Davis, too, refuses to be pinned down. She is almost militant in her refusal to interpret, drawing no lessons from the lives she describes in such detail. She never even explains why, or how, she chose these three women out of the many millions alive at the time. More troublingly, she explicitly refuses to put these biographies into a broader context, or to use them to illustrate any historical trend—the sort of thing that could lend significance to lives much more mundane than the ones Davis has chosen. “Each life stands as an example, with its own virtues, initiatives, and faults,” she writes, laconically as ever, in a conclusion that is far from conclusive. “I have no favorites.”

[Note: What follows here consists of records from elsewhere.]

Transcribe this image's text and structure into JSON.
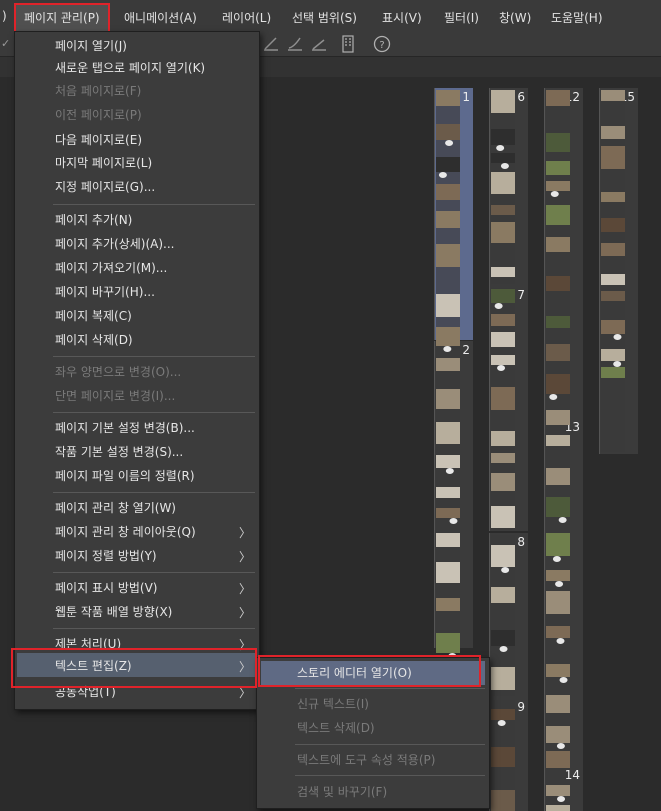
{
  "menubar": {
    "partial_left": ")",
    "items": [
      {
        "label": "페이지 관리(P)"
      },
      {
        "label": "애니메이션(A)"
      },
      {
        "label": "레이어(L)"
      },
      {
        "label": "선택 범위(S)"
      },
      {
        "label": "표시(V)"
      },
      {
        "label": "필터(I)"
      },
      {
        "label": "창(W)"
      },
      {
        "label": "도움말(H)"
      }
    ]
  },
  "page_menu": {
    "items": [
      {
        "label": "페이지 열기(J)",
        "disabled": false
      },
      {
        "label": "새로운 탭으로 페이지 열기(K)",
        "disabled": false
      },
      {
        "label": "처음 페이지로(F)",
        "disabled": true
      },
      {
        "label": "이전 페이지로(P)",
        "disabled": true
      },
      {
        "label": "다음 페이지로(E)",
        "disabled": false
      },
      {
        "label": "마지막 페이지로(L)",
        "disabled": false
      },
      {
        "label": "지정 페이지로(G)...",
        "disabled": false
      },
      {
        "label": "페이지 추가(N)",
        "disabled": false
      },
      {
        "label": "페이지 추가(상세)(A)...",
        "disabled": false
      },
      {
        "label": "페이지 가져오기(M)...",
        "disabled": false
      },
      {
        "label": "페이지 바꾸기(H)...",
        "disabled": false
      },
      {
        "label": "페이지 복제(C)",
        "disabled": false
      },
      {
        "label": "페이지 삭제(D)",
        "disabled": false
      },
      {
        "label": "좌우 양면으로 변경(O)...",
        "disabled": true
      },
      {
        "label": "단면 페이지로 변경(I)...",
        "disabled": true
      },
      {
        "label": "페이지 기본 설정 변경(B)...",
        "disabled": false
      },
      {
        "label": "작품 기본 설정 변경(S)...",
        "disabled": false
      },
      {
        "label": "페이지 파일 이름의 정렬(R)",
        "disabled": false
      },
      {
        "label": "페이지 관리 창 열기(W)",
        "disabled": false
      },
      {
        "label": "페이지 관리 창 레이아웃(Q)",
        "disabled": false
      },
      {
        "label": "페이지 정렬 방법(Y)",
        "disabled": false
      },
      {
        "label": "페이지 표시 방법(V)",
        "disabled": false
      },
      {
        "label": "웹툰 작품 배열 방향(X)",
        "disabled": false
      },
      {
        "label": "제본 처리(U)",
        "disabled": false
      },
      {
        "label": "텍스트 편집(Z)",
        "disabled": false
      },
      {
        "label": "공동작업(T)",
        "disabled": false
      }
    ]
  },
  "text_edit_submenu": {
    "items": [
      {
        "label": "스토리 에디터 열기(O)",
        "disabled": false
      },
      {
        "label": "신규 텍스트(I)",
        "disabled": true
      },
      {
        "label": "텍스트 삭제(D)",
        "disabled": true
      },
      {
        "label": "텍스트에 도구 속성 적용(P)",
        "disabled": true
      },
      {
        "label": "검색 및 바꾸기(F)",
        "disabled": true
      }
    ]
  },
  "page_numbers": [
    "1",
    "2",
    "6",
    "7",
    "8",
    "9",
    "12",
    "13",
    "14",
    "15"
  ],
  "icons": [
    "pen-tool-icon",
    "brush-tool-icon",
    "ruler-tool-icon",
    "panel-icon",
    "help-icon",
    "submenu-arrow-icon"
  ],
  "colors": {
    "highlight_border": "#e0232a",
    "selected_page": "#5d6a8e",
    "menu_bg": "#3c3c3c",
    "hover_bg": "#5f6a84"
  }
}
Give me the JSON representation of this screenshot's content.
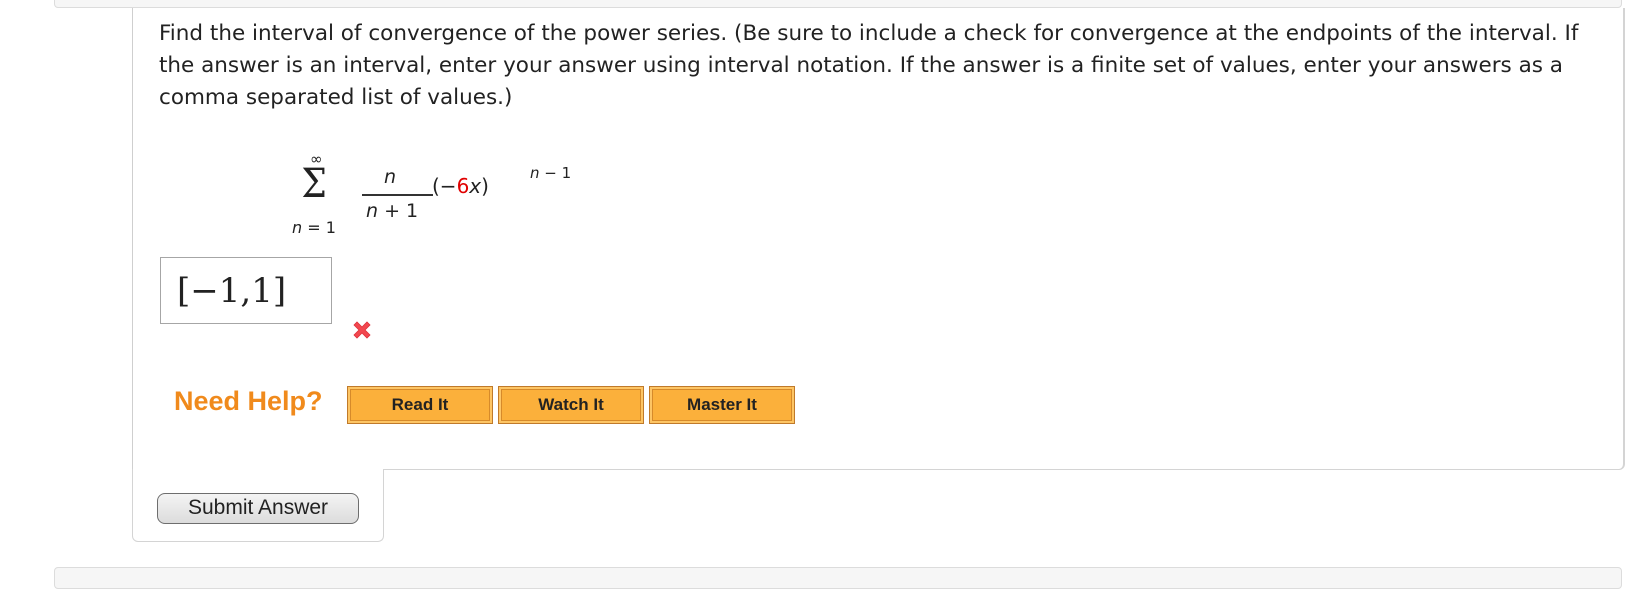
{
  "question": {
    "prompt": "Find the interval of convergence of the power series. (Be sure to include a check for convergence at the endpoints of the interval. If the answer is an interval, enter your answer using interval notation. If the answer is a finite set of values, enter your answers as a comma separated list of values.)",
    "formula": {
      "upper_limit": "∞",
      "lower_limit_var": "n",
      "lower_limit_rest": " = 1",
      "numerator": "n",
      "denominator_var": "n",
      "denominator_rest": " + 1",
      "open_paren": "(−",
      "coefficient": "6",
      "variable": "x",
      "close_paren": ")",
      "exponent_var": "n",
      "exponent_rest": " − 1"
    },
    "coefficient_color": "#e00000"
  },
  "answer": {
    "value": "[−1,1]",
    "status": "incorrect",
    "status_icon": "red-x-icon"
  },
  "help": {
    "label": "Need Help?",
    "buttons": [
      {
        "label": "Read It"
      },
      {
        "label": "Watch It"
      },
      {
        "label": "Master It"
      }
    ]
  },
  "submit": {
    "label": "Submit Answer"
  },
  "colors": {
    "help_text": "#f08a1c",
    "help_button": "#fbb03b",
    "wrong_icon": "#f2484f"
  }
}
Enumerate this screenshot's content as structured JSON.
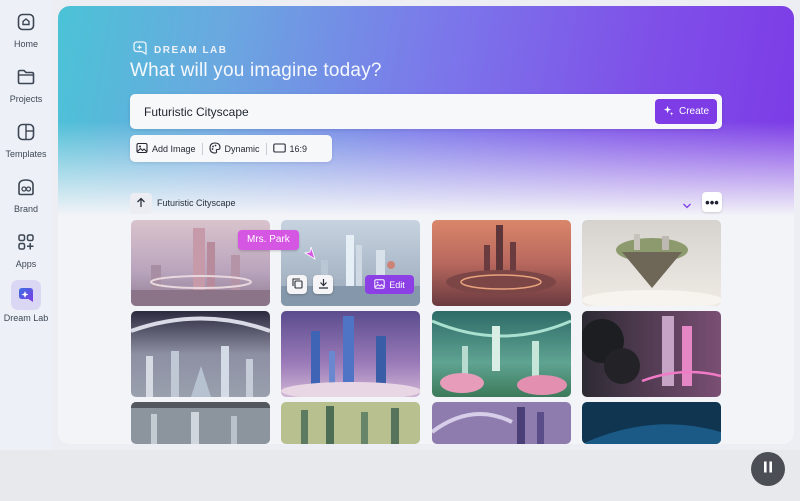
{
  "sidebar": {
    "items": [
      {
        "label": "Home",
        "icon": "home-icon"
      },
      {
        "label": "Projects",
        "icon": "folder-icon"
      },
      {
        "label": "Templates",
        "icon": "templates-icon"
      },
      {
        "label": "Brand",
        "icon": "brand-icon"
      },
      {
        "label": "Apps",
        "icon": "apps-icon"
      },
      {
        "label": "Dream Lab",
        "icon": "dream-lab-icon",
        "active": true
      }
    ]
  },
  "header": {
    "brand_label": "DREAM LAB",
    "headline": "What will you imagine today?"
  },
  "prompt": {
    "value": "Futuristic Cityscape",
    "create_label": "Create"
  },
  "options": {
    "add_image": "Add Image",
    "style": "Dynamic",
    "ratio": "16:9"
  },
  "history": {
    "label": "Futuristic Cityscape",
    "more": "•••"
  },
  "hover": {
    "collaborator_tag": "Mrs. Park",
    "edit_label": "Edit"
  },
  "colors": {
    "accent": "#7d3ce6",
    "tag": "#d556e2"
  }
}
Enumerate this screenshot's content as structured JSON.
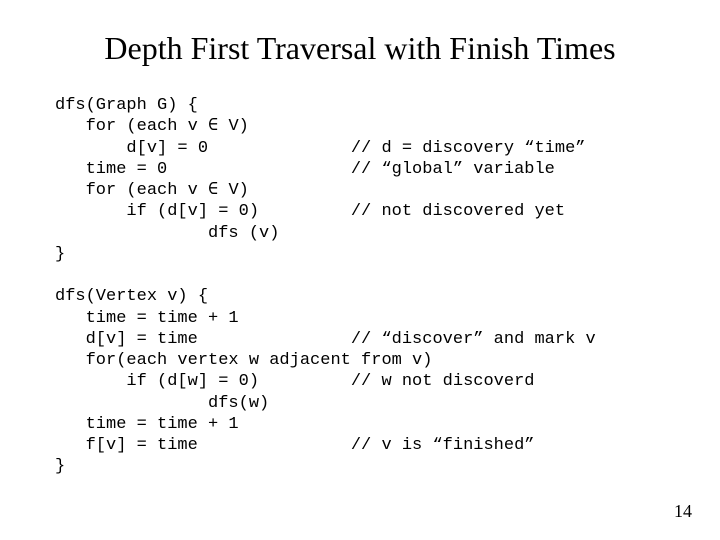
{
  "title": "Depth First Traversal with Finish Times",
  "code": "dfs(Graph G) {\n   for (each v ∈ V)\n       d[v] = 0              // d = discovery “time”\n   time = 0                  // “global” variable\n   for (each v ∈ V)\n       if (d[v] = 0)         // not discovered yet\n               dfs (v)\n}\n\ndfs(Vertex v) {\n   time = time + 1\n   d[v] = time               // “discover” and mark v\n   for(each vertex w adjacent from v)\n       if (d[w] = 0)         // w not discoverd\n               dfs(w)\n   time = time + 1\n   f[v] = time               // v is “finished”\n}",
  "page_number": "14"
}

She does make a few vague comparisons among the women: All three “knew the ferment of urban voices and printed words”; all were energetic; all were religious. All three sought novel ways of living, and in various ways reveled in their marginal status, “removed from the centers of political power [and] from formal centers of learning and cultural definition.” Beyond this, Davis says little—not even pursuing the most salient connection, the fact that each of these three women spent significant portions of their lives independent of men. But, having said almost nothing, Davis seems to conclude that she’s said too much. It is not good to work out comparisons in more than a cursory manner, Davis argues, for “[v]arient patterns alert us to mobility, mixture, and contention in European cultures.”

In order to engage the attention of an audience beyond specialists and the obsessively curious, historians have to distinguish their work from mere chronicles; they can’t just tell stories—they have to tell pointed stories. Why should the details of these three lives—randomly chosen and haphazardly narrated—matter to us in the 20th century? In Guerre, based as it was on a wonderfully convoluted real-life melodrama, Davis never had to face this question: The story was strange and primal enough to grab the attention of even those with no prior fascination, professional or otherwise, with 16th-century France. It is hard to imagine what Davis found so compelling about the threesome in Women on the Margins. And she’s not telling.